Synthesis, structure, reactions[edit]

NaBr crystallizes in the same cubic motif as NaCl, NaF and NaI. The anhydrous salt crystallizes above 50.7 °C.[7] Dihydrate salts (NaBr·2H2O) begins to anhydrous at 50.7 °C in water solution.[2]

It is produced by treating sodium hydroxide with hydrogen bromide.

Sodium bromide can be used as a source of the chemical element bromine. This can be accomplished by treating an aqueous solution of NaBr with chlorine gas:

2 NaBr + Cl2 → Br2 + 2 NaCl

Applications[edit]

Sodium bromide is the most useful inorganic bromide in industry.[7]

Medicine[edit]

Also known as Sedoneural, sodium bromide has been used as a hypnotic, anticonvulsant, and sedative in medicine, widely used as an anticonvulsant and a sedative in the late 19th and early 20th centuries. Its action is due to the bromide ion, and for this reason potassium bromide is equally effective. In 1975, bromides were removed from drugs in the U.S. such as Bromo-Seltzer due to toxicity.[8]

Preparation of other bromine compounds[edit]

Sodium bromide is widely used for the preparation of other bromides in organic synthesis and other areas. It is a source of the bromide nucleophile to convert alkyl chlorides to more reactive alkyl bromides by the Finkelstein reaction:

NaBr + RCl → RBr + NaCl (R = alkyl)

Once a large need in photography, but now shrinking, the photosensitive salt silver bromide is prepared using NaBr.

Disinfectant[edit]

Sodium bromide is used in conjunction with chlorine as a disinfectant for swimming pools.

Petroleum industry[edit]

Sodium bromide is used to prepare dense fluids used in oil wells.

Safety[edit]

NaBr has a very low toxicity with an oral LD50 estimated at 3.5 g/kg for rats.[6] However, this is a single-dose value. Bromide ion is a cumulative toxin with a relatively long half life (in excess of a week in humans): see potassium bromide.

References[edit]

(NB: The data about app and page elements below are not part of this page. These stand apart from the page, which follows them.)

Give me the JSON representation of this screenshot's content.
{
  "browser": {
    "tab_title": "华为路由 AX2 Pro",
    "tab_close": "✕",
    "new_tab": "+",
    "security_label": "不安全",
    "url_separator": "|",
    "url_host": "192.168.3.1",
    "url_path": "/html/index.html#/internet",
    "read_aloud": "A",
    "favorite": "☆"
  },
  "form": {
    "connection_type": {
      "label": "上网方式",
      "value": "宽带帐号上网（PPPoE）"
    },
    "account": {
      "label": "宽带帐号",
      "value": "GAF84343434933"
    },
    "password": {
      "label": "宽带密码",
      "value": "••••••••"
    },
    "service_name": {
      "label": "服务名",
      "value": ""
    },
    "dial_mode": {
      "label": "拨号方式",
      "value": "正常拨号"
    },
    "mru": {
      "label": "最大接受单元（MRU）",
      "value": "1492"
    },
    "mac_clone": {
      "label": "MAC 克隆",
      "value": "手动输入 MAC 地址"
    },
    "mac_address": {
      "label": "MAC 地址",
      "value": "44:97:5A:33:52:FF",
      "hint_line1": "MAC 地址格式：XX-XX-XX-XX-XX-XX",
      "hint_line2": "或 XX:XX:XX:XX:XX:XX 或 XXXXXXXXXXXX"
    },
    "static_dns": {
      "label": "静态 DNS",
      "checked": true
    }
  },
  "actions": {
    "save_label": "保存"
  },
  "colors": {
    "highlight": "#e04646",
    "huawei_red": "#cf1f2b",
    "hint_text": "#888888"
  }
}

  1. ^ a b c d e f g h i j k l http://chemister.ru/Database/properties-en.php?dbid=1&id=714
  2. ^ a b Seidell, Atherton; Linke, William F. (1919). Solubilities of Inorganic and Organic Compounds (2nd ed.). D. Van Nostrand Company. 
  3. ^ a b c Pradyot, Patnaik (2003). Handbook of Inorganic Chemicals. The McGraw-Hill Companies, Inc. ISBN 0-07-049439-8. 
  4. ^ a b "Sodium Bromide (NaBr)". http://www.korth.de. Korth Kristalle GmbH. Retrieved 2014-06-11. 
  5. ^ Polyanskiy, Mikhail. "Refractive index of NaBr (Sodium bromide) - Li". http://www.refractiveindex.info. Retrieved 2014-06-11. 
  6. ^ a b "Sodium bromide MSDS" (PDF). http://www.sciencelab.com. Sciencelab.com, Inc. 2013-05-21. Retrieved 2014-06-11. 
  7. ^ a b c Michael J. Dagani, Henry J. Barda, Theodore J. Benya, David C. Sanders "Bromine Compounds" in Ullmann's Encyclopedia of Industrial Chemistry Wiley-VCH, Weinheim, 2000. doi:10.1002/14356007.a04_405
  8. ^ "Bromide: Potassium & Sodium". http://www.canine-epilepsy.com. Canine-Epilepsy Resources. 2011-05-31. Retrieved 2014-06-11. 

External links[edit]